# Task objective
Please report how many lines in the records below contain the word "this", and give nothing else.

# Records for processing

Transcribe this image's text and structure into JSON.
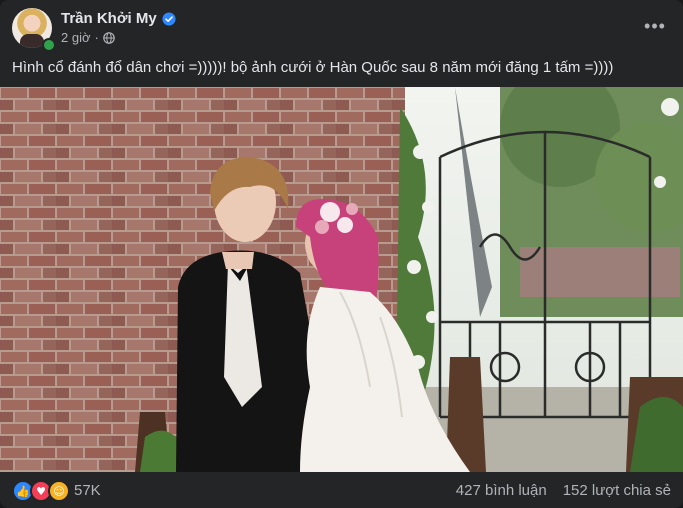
{
  "post": {
    "author_name": "Trần Khởi My",
    "timestamp": "2 giờ",
    "more_label": "•••",
    "caption": "Hình cổ đánh đổ dân chơi =)))))! bộ ảnh cưới ở Hàn Quốc sau 8 năm mới đăng 1 tấm =))))",
    "photo_icon": "wedding-photo",
    "colors": {
      "card": "#242526",
      "text": "#e4e6eb",
      "muted": "#b0b3b8",
      "verified": "#2d88ff",
      "online": "#31a24c"
    }
  },
  "footer": {
    "reaction_count": "57K",
    "comments": "427 bình luận",
    "shares": "152 lượt chia sẻ",
    "reactions": [
      "like-icon",
      "love-icon",
      "haha-icon"
    ]
  }
}
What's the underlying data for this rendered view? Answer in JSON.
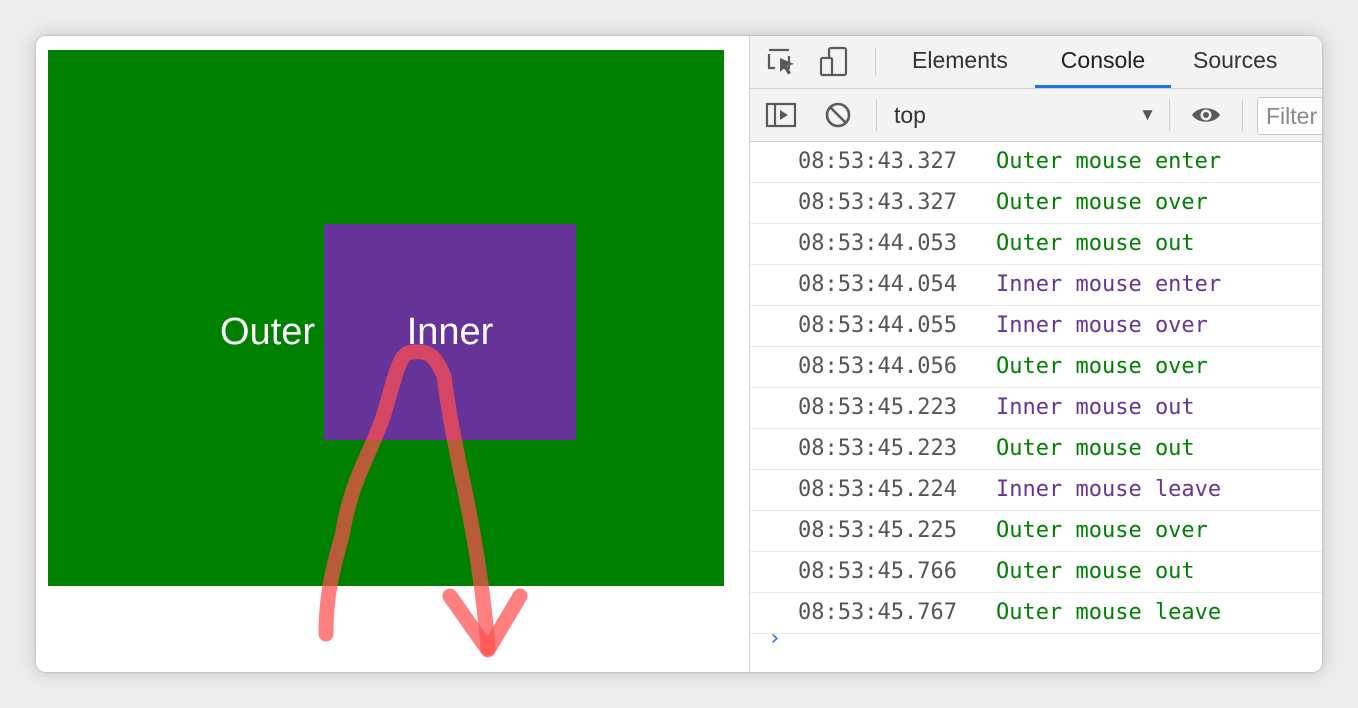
{
  "page": {
    "outer_label": "Outer",
    "inner_label": "Inner",
    "colors": {
      "outer_bg": "#008000",
      "inner_bg": "#663399",
      "gesture_stroke": "#ff4d4d"
    }
  },
  "devtools": {
    "tabs": [
      {
        "label": "Elements",
        "active": false
      },
      {
        "label": "Console",
        "active": true
      },
      {
        "label": "Sources",
        "active": false
      }
    ],
    "toolbar_icons": [
      "inspect-element-icon",
      "device-toolbar-icon"
    ],
    "console_toolbar": {
      "context": "top",
      "filter_placeholder": "Filter",
      "icons": [
        "sidebar-toggle-icon",
        "clear-console-icon",
        "eye-icon"
      ]
    },
    "colors": {
      "accent": "#1a73e8",
      "outer_log": "#008000",
      "inner_log": "#663399"
    },
    "logs": [
      {
        "time": "08:53:43.327",
        "message": "Outer mouse enter",
        "source": "outer"
      },
      {
        "time": "08:53:43.327",
        "message": "Outer mouse over",
        "source": "outer"
      },
      {
        "time": "08:53:44.053",
        "message": "Outer mouse out",
        "source": "outer"
      },
      {
        "time": "08:53:44.054",
        "message": "Inner mouse enter",
        "source": "inner"
      },
      {
        "time": "08:53:44.055",
        "message": "Inner mouse over",
        "source": "inner"
      },
      {
        "time": "08:53:44.056",
        "message": "Outer mouse over",
        "source": "outer"
      },
      {
        "time": "08:53:45.223",
        "message": "Inner mouse out",
        "source": "inner"
      },
      {
        "time": "08:53:45.223",
        "message": "Outer mouse out",
        "source": "outer"
      },
      {
        "time": "08:53:45.224",
        "message": "Inner mouse leave",
        "source": "inner"
      },
      {
        "time": "08:53:45.225",
        "message": "Outer mouse over",
        "source": "outer"
      },
      {
        "time": "08:53:45.766",
        "message": "Outer mouse out",
        "source": "outer"
      },
      {
        "time": "08:53:45.767",
        "message": "Outer mouse leave",
        "source": "outer"
      }
    ],
    "prompt_symbol": "›"
  }
}
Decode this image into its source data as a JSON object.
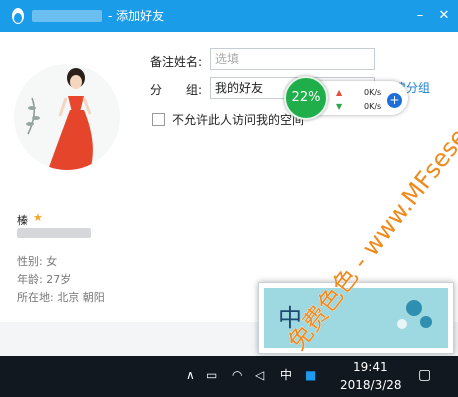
{
  "window": {
    "title": "- 添加好友",
    "minimize_glyph": "–",
    "close_glyph": "✕"
  },
  "profile": {
    "name": "榛",
    "gender": "性别: 女",
    "age": "年龄: 27岁",
    "location": "所在地: 北京  朝阳"
  },
  "form": {
    "remark_label": "备注姓名:",
    "remark_placeholder": "选填",
    "group_label_1": "分",
    "group_label_2": "组:",
    "group_value": "我的好友",
    "new_group_link": "建分组",
    "hide_checkbox_label": "不允许此人访问我的空间"
  },
  "net_widget": {
    "percent": "22%",
    "upload": "0K/s",
    "download": "0K/s",
    "plus": "+"
  },
  "watermark": {
    "text": "免费色色 - www.MFsese.com"
  },
  "thumbnail": {
    "char": "中"
  },
  "taskbar": {
    "chevron": "∧",
    "ime": "中",
    "time": "19:41",
    "date": "2018/3/28"
  },
  "colors": {
    "titlebar": "#1b9ce8",
    "link": "#1b7fd6",
    "watermark": "#f08a1c",
    "widget_green": "#1fae4a"
  }
}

# Task output
3